═════ Listed entries

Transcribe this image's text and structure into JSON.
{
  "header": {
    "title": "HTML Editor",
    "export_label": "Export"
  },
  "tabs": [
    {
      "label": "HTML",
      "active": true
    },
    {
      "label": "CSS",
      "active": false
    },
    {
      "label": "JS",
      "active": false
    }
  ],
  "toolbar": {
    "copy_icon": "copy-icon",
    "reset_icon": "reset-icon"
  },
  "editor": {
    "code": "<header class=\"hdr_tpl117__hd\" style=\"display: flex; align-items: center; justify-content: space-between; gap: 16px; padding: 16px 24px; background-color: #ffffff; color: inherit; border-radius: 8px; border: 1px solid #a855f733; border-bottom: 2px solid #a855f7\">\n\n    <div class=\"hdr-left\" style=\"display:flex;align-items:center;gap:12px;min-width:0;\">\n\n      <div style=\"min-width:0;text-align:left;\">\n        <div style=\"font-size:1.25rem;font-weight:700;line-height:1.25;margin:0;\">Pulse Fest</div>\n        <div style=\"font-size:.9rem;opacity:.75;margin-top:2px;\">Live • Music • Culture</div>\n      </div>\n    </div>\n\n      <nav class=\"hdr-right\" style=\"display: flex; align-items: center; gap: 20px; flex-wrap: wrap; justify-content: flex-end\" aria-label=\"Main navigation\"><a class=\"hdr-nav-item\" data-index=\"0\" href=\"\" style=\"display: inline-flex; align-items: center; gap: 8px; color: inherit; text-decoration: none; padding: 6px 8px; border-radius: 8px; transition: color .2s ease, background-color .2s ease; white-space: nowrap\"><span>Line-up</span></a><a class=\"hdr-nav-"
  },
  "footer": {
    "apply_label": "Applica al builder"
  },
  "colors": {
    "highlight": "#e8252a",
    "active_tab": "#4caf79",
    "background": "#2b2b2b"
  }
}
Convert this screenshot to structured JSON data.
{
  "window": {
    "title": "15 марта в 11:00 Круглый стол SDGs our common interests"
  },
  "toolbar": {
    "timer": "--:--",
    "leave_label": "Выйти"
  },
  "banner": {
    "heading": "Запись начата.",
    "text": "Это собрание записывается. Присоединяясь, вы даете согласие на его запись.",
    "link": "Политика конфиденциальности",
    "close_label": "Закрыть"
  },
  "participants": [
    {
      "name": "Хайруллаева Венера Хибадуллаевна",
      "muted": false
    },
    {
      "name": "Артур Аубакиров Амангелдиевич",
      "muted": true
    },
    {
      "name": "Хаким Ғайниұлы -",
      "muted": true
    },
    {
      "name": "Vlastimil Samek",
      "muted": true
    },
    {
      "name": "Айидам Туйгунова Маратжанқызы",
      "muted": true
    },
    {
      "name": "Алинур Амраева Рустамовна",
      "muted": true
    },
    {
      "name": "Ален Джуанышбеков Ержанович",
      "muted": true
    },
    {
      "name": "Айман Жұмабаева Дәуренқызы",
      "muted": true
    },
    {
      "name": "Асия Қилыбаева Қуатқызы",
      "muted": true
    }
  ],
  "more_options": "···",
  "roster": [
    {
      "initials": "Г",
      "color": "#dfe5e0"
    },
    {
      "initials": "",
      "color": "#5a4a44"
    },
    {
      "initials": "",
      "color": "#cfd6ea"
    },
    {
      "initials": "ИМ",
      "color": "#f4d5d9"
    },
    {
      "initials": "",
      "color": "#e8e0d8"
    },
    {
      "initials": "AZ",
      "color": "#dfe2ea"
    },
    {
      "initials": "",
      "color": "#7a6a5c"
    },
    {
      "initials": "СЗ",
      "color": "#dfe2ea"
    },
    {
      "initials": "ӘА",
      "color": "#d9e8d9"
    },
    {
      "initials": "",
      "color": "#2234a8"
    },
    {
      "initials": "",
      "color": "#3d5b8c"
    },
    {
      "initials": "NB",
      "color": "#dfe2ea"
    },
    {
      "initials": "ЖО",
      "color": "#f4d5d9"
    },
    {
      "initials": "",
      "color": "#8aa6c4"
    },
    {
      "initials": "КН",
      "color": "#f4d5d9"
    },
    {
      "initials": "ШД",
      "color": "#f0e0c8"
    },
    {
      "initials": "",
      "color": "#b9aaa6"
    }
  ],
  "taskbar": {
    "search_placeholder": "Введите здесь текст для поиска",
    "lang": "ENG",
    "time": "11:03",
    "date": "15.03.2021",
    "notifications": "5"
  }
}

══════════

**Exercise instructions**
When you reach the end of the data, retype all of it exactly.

**Result of this exercise**
Transcribe this image's text and structure into JSON.
{
  "header": {
    "title": "HTML Editor",
    "export_label": "Export"
  },
  "tabs": [
    {
      "label": "HTML",
      "active": true
    },
    {
      "label": "CSS",
      "active": false
    },
    {
      "label": "JS",
      "active": false
    }
  ],
  "toolbar": {
    "copy_icon": "copy-icon",
    "reset_icon": "reset-icon"
  },
  "editor": {
    "code": "<header class=\"hdr_tpl117__hd\" style=\"display: flex; align-items: center; justify-content: space-between; gap: 16px; padding: 16px 24px; background-color: #ffffff; color: inherit; border-radius: 8px; border: 1px solid #a855f733; border-bottom: 2px solid #a855f7\">\n\n    <div class=\"hdr-left\" style=\"display:flex;align-items:center;gap:12px;min-width:0;\">\n\n      <div style=\"min-width:0;text-align:left;\">\n        <div style=\"font-size:1.25rem;font-weight:700;line-height:1.25;margin:0;\">Pulse Fest</div>\n        <div style=\"font-size:.9rem;opacity:.75;margin-top:2px;\">Live • Music • Culture</div>\n      </div>\n    </div>\n\n      <nav class=\"hdr-right\" style=\"display: flex; align-items: center; gap: 20px; flex-wrap: wrap; justify-content: flex-end\" aria-label=\"Main navigation\"><a class=\"hdr-nav-item\" data-index=\"0\" href=\"\" style=\"display: inline-flex; align-items: center; gap: 8px; color: inherit; text-decoration: none; padding: 6px 8px; border-radius: 8px; transition: color .2s ease, background-color .2s ease; white-space: nowrap\"><span>Line-up</span></a><a class=\"hdr-nav-"
  },
  "footer": {
    "apply_label": "Applica al builder"
  },
  "colors": {
    "highlight": "#e8252a",
    "active_tab": "#4caf79",
    "background": "#2b2b2b"
  }
}
Convert this screenshot to structured JSON data.
{
  "window": {
    "title": "15 марта в 11:00 Круглый стол SDGs our common interests"
  },
  "toolbar": {
    "timer": "--:--",
    "leave_label": "Выйти"
  },
  "banner": {
    "heading": "Запись начата.",
    "text": "Это собрание записывается. Присоединяясь, вы даете согласие на его запись.",
    "link": "Политика конфиденциальности",
    "close_label": "Закрыть"
  },
  "participants": [
    {
      "name": "Хайруллаева Венера Хибадуллаевна",
      "muted": false
    },
    {
      "name": "Артур Аубакиров Амангелдиевич",
      "muted": true
    },
    {
      "name": "Хаким Ғайниұлы -",
      "muted": true
    },
    {
      "name": "Vlastimil Samek",
      "muted": true
    },
    {
      "name": "Айидам Туйгунова Маратжанқызы",
      "muted": true
    },
    {
      "name": "Алинур Амраева Рустамовна",
      "muted": true
    },
    {
      "name": "Ален Джуанышбеков Ержанович",
      "muted": true
    },
    {
      "name": "Айман Жұмабаева Дәуренқызы",
      "muted": true
    },
    {
      "name": "Асия Қилыбаева Қуатқызы",
      "muted": true
    }
  ],
  "more_options": "···",
  "roster": [
    {
      "initials": "Г",
      "color": "#dfe5e0"
    },
    {
      "initials": "",
      "color": "#5a4a44"
    },
    {
      "initials": "",
      "color": "#cfd6ea"
    },
    {
      "initials": "ИМ",
      "color": "#f4d5d9"
    },
    {
      "initials": "",
      "color": "#e8e0d8"
    },
    {
      "initials": "AZ",
      "color": "#dfe2ea"
    },
    {
      "initials": "",
      "color": "#7a6a5c"
    },
    {
      "initials": "СЗ",
      "color": "#dfe2ea"
    },
    {
      "initials": "ӘА",
      "color": "#d9e8d9"
    },
    {
      "initials": "",
      "color": "#2234a8"
    },
    {
      "initials": "",
      "color": "#3d5b8c"
    },
    {
      "initials": "NB",
      "color": "#dfe2ea"
    },
    {
      "initials": "ЖО",
      "color": "#f4d5d9"
    },
    {
      "initials": "",
      "color": "#8aa6c4"
    },
    {
      "initials": "КН",
      "color": "#f4d5d9"
    },
    {
      "initials": "ШД",
      "color": "#f0e0c8"
    },
    {
      "initials": "",
      "color": "#b9aaa6"
    }
  ],
  "taskbar": {
    "search_placeholder": "Введите здесь текст для поиска",
    "lang": "ENG",
    "time": "11:03",
    "date": "15.03.2021",
    "notifications": "5"
  }
}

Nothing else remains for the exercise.